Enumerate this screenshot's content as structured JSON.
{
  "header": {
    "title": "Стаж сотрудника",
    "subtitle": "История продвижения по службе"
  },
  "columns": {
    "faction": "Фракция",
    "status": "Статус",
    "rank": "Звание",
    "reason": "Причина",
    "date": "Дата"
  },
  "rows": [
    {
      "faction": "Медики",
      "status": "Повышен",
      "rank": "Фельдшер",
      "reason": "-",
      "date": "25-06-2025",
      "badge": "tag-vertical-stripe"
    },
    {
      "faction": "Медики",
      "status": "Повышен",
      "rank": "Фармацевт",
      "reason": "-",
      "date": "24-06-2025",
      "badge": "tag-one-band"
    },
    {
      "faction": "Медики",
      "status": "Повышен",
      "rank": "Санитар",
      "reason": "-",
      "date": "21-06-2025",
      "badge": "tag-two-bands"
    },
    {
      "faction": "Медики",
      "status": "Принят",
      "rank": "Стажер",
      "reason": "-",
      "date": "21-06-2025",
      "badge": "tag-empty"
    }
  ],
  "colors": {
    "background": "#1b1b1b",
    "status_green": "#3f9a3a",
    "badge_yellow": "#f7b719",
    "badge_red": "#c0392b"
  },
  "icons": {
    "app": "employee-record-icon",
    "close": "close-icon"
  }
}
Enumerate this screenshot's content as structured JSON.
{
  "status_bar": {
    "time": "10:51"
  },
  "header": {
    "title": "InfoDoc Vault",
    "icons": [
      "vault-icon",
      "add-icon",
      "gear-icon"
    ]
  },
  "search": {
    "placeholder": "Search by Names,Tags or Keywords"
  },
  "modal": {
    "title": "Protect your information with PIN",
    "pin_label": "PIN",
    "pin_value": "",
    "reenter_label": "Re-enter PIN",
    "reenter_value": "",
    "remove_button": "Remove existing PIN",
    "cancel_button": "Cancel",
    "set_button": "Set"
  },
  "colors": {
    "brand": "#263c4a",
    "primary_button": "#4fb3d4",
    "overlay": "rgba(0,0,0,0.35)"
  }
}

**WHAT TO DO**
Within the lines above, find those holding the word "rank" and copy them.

**ANSWER SPACE**
    "rank": "Звание",
      "rank": "Фельдшер",
      "rank": "Фармацевт",
      "rank": "Санитар",
      "rank": "Стажер",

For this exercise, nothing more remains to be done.